# RECORDS FOR THIS TASK
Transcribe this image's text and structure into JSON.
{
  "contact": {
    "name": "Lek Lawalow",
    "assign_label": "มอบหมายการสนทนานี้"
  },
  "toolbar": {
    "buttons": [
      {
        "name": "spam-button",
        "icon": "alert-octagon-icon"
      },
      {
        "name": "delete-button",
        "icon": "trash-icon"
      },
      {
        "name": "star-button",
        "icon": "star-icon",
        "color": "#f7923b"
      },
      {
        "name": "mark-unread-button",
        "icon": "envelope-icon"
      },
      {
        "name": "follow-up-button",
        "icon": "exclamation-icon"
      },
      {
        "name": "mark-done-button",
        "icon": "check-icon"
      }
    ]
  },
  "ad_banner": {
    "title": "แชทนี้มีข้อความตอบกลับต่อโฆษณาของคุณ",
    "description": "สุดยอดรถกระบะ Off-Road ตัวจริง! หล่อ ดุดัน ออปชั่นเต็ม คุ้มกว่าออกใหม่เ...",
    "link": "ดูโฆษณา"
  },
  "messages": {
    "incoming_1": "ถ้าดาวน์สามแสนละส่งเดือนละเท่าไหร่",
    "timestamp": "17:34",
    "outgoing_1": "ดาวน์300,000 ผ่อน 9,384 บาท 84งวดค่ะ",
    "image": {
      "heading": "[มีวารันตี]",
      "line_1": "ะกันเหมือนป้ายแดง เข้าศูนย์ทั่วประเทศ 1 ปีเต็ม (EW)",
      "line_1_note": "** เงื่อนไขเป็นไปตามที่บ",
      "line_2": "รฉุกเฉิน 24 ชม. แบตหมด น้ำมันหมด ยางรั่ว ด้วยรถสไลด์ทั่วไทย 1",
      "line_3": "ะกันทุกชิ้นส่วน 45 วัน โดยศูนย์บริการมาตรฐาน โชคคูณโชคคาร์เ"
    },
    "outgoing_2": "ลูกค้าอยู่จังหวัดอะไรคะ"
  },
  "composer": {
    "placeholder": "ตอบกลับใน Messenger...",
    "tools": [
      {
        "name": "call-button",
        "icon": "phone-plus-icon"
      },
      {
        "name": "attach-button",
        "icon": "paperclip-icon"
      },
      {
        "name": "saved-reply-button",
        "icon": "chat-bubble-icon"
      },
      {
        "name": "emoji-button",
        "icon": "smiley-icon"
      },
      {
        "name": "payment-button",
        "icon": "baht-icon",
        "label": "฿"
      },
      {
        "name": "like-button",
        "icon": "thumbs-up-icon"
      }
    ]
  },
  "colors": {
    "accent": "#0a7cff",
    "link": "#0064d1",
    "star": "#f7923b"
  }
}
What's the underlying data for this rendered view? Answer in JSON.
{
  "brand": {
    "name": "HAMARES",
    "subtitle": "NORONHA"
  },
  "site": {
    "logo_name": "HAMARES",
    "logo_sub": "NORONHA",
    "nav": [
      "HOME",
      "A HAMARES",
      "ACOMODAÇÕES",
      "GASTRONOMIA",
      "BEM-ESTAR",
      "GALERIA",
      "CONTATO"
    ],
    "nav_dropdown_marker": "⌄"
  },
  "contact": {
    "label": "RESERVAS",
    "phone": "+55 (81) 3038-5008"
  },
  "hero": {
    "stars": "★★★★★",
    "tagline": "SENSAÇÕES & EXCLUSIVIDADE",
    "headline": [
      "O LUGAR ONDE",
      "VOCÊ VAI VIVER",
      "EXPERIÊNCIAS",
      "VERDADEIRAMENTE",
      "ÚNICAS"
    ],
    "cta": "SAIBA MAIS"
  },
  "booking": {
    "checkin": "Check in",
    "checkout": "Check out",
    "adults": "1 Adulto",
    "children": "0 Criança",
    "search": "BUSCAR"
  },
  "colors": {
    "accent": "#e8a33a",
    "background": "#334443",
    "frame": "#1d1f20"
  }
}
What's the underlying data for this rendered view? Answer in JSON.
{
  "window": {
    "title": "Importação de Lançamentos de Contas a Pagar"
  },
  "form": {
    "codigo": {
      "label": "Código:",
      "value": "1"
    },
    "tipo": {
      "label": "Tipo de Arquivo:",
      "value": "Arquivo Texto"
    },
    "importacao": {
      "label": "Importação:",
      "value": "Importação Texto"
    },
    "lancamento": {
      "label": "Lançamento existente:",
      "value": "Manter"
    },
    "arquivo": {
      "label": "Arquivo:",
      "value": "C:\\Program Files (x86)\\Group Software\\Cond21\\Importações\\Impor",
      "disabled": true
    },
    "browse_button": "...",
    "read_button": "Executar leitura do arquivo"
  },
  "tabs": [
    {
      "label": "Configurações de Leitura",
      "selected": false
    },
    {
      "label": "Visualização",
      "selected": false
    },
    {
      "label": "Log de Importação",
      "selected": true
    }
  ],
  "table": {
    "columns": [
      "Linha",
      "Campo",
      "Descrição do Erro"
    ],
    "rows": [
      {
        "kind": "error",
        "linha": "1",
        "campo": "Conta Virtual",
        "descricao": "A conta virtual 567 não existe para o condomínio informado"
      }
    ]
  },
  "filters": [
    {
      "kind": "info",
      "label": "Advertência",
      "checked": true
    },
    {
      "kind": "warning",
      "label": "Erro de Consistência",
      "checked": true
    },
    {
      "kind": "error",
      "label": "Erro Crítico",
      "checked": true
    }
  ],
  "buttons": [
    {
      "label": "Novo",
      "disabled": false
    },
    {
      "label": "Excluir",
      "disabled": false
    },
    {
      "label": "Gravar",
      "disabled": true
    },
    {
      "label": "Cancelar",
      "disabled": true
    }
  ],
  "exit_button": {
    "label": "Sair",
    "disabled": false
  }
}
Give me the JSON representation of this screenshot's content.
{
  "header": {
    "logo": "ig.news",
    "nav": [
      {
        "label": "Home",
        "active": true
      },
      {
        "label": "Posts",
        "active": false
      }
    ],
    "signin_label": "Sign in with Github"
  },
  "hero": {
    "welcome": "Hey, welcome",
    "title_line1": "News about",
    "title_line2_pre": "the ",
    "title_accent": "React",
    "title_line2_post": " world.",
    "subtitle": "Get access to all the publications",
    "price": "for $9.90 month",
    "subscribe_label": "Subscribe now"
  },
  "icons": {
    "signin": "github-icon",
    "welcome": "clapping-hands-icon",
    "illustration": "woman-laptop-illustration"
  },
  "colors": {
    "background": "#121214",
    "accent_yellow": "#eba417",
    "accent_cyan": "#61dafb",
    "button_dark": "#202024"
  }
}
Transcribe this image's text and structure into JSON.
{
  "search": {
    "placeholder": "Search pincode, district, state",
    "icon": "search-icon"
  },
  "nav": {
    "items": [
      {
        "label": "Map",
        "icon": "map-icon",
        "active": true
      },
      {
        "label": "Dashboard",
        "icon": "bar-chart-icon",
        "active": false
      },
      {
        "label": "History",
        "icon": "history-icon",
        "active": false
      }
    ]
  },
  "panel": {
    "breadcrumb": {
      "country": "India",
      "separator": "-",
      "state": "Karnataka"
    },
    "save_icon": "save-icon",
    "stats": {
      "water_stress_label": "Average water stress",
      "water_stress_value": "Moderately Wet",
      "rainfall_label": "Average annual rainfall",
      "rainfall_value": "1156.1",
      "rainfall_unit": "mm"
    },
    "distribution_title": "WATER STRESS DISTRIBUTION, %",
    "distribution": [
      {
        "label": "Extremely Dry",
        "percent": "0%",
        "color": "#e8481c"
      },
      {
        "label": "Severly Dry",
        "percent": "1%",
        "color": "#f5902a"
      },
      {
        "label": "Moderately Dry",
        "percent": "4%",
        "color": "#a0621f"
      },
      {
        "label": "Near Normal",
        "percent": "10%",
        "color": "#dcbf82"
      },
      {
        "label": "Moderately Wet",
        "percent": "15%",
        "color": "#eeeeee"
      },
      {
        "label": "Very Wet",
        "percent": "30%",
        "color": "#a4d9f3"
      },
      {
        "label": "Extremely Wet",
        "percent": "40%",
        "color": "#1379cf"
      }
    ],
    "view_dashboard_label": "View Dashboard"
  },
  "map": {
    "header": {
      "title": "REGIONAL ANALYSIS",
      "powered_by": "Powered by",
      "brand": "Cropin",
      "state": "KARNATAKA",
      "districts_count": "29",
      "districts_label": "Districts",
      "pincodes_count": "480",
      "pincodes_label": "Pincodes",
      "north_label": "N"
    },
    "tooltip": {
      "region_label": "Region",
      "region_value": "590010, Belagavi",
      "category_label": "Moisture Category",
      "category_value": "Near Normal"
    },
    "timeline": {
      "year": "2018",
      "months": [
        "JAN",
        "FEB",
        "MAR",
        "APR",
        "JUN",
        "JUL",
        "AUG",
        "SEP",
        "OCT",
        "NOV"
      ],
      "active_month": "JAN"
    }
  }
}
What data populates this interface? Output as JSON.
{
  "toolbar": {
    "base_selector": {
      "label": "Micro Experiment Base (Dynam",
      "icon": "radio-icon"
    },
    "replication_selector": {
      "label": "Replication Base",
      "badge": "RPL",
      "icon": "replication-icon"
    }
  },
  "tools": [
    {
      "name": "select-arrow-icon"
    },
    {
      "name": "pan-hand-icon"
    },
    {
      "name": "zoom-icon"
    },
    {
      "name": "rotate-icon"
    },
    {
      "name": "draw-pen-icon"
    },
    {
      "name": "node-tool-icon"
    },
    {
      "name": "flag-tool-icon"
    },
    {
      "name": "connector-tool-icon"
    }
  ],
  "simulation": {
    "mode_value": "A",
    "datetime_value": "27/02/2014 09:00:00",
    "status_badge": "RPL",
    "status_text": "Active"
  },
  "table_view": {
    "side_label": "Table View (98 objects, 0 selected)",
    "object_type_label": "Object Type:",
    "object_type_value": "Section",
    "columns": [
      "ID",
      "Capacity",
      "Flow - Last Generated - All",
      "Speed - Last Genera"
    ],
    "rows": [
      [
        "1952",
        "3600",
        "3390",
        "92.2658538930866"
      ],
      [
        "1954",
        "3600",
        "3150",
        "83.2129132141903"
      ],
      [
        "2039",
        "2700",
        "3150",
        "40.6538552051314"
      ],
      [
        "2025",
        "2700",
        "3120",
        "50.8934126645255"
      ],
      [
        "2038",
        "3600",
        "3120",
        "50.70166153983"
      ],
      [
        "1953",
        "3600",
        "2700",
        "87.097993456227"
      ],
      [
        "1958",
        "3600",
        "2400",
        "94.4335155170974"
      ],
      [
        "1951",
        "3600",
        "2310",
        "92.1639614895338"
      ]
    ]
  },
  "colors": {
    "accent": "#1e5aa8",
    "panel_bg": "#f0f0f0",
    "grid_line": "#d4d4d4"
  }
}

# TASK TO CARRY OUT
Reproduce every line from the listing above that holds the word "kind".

# OUTPUT FOR THIS TASK
        "kind": "error",
      "kind": "info",
      "kind": "warning",
      "kind": "error",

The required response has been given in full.